→ **INFORMATION SHOWN**
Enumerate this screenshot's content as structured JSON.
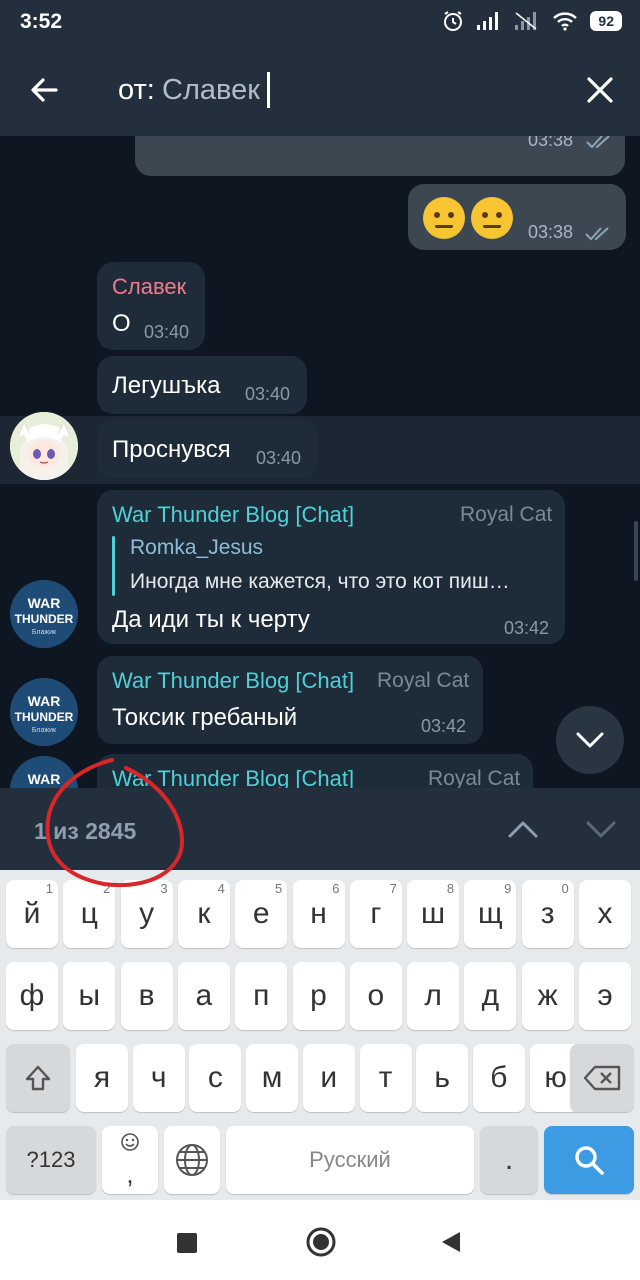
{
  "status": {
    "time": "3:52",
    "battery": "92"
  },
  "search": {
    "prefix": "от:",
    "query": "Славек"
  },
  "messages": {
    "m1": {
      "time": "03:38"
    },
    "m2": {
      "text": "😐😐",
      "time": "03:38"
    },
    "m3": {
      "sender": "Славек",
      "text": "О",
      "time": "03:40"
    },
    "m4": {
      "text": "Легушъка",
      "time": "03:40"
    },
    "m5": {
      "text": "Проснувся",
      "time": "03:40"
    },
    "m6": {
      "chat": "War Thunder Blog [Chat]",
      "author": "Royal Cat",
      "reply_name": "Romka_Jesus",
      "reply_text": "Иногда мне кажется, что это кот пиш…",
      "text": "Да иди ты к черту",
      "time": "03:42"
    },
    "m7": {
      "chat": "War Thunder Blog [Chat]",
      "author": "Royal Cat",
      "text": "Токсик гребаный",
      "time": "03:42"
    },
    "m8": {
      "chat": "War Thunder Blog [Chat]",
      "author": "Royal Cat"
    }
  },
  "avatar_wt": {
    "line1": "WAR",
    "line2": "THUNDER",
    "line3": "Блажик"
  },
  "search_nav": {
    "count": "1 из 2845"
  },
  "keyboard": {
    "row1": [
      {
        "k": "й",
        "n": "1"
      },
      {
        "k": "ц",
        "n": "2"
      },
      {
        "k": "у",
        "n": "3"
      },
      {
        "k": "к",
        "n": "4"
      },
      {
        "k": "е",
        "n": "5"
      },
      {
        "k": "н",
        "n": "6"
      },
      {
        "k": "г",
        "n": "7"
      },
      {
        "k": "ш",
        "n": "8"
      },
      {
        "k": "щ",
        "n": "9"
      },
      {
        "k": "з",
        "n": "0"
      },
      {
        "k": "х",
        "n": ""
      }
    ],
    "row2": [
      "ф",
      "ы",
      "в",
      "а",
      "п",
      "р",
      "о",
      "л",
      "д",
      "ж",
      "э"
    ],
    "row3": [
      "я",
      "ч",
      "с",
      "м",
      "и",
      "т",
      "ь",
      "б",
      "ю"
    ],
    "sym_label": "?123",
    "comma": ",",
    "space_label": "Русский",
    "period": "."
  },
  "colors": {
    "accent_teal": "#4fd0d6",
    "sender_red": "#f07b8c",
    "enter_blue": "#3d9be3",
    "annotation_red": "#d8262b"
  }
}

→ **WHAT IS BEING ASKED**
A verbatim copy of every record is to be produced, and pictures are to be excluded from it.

→ **TASK ANSWER**
Enumerate this screenshot's content as structured JSON.
{
  "status": {
    "time": "3:52",
    "battery": "92"
  },
  "search": {
    "prefix": "от:",
    "query": "Славек"
  },
  "messages": {
    "m1": {
      "time": "03:38"
    },
    "m2": {
      "text": "😐😐",
      "time": "03:38"
    },
    "m3": {
      "sender": "Славек",
      "text": "О",
      "time": "03:40"
    },
    "m4": {
      "text": "Легушъка",
      "time": "03:40"
    },
    "m5": {
      "text": "Проснувся",
      "time": "03:40"
    },
    "m6": {
      "chat": "War Thunder Blog [Chat]",
      "author": "Royal Cat",
      "reply_name": "Romka_Jesus",
      "reply_text": "Иногда мне кажется, что это кот пиш…",
      "text": "Да иди ты к черту",
      "time": "03:42"
    },
    "m7": {
      "chat": "War Thunder Blog [Chat]",
      "author": "Royal Cat",
      "text": "Токсик гребаный",
      "time": "03:42"
    },
    "m8": {
      "chat": "War Thunder Blog [Chat]",
      "author": "Royal Cat"
    }
  },
  "avatar_wt": {
    "line1": "WAR",
    "line2": "THUNDER",
    "line3": "Блажик"
  },
  "search_nav": {
    "count": "1 из 2845"
  },
  "keyboard": {
    "row1": [
      {
        "k": "й",
        "n": "1"
      },
      {
        "k": "ц",
        "n": "2"
      },
      {
        "k": "у",
        "n": "3"
      },
      {
        "k": "к",
        "n": "4"
      },
      {
        "k": "е",
        "n": "5"
      },
      {
        "k": "н",
        "n": "6"
      },
      {
        "k": "г",
        "n": "7"
      },
      {
        "k": "ш",
        "n": "8"
      },
      {
        "k": "щ",
        "n": "9"
      },
      {
        "k": "з",
        "n": "0"
      },
      {
        "k": "х",
        "n": ""
      }
    ],
    "row2": [
      "ф",
      "ы",
      "в",
      "а",
      "п",
      "р",
      "о",
      "л",
      "д",
      "ж",
      "э"
    ],
    "row3": [
      "я",
      "ч",
      "с",
      "м",
      "и",
      "т",
      "ь",
      "б",
      "ю"
    ],
    "sym_label": "?123",
    "comma": ",",
    "space_label": "Русский",
    "period": "."
  },
  "colors": {
    "accent_teal": "#4fd0d6",
    "sender_red": "#f07b8c",
    "enter_blue": "#3d9be3",
    "annotation_red": "#d8262b"
  }
}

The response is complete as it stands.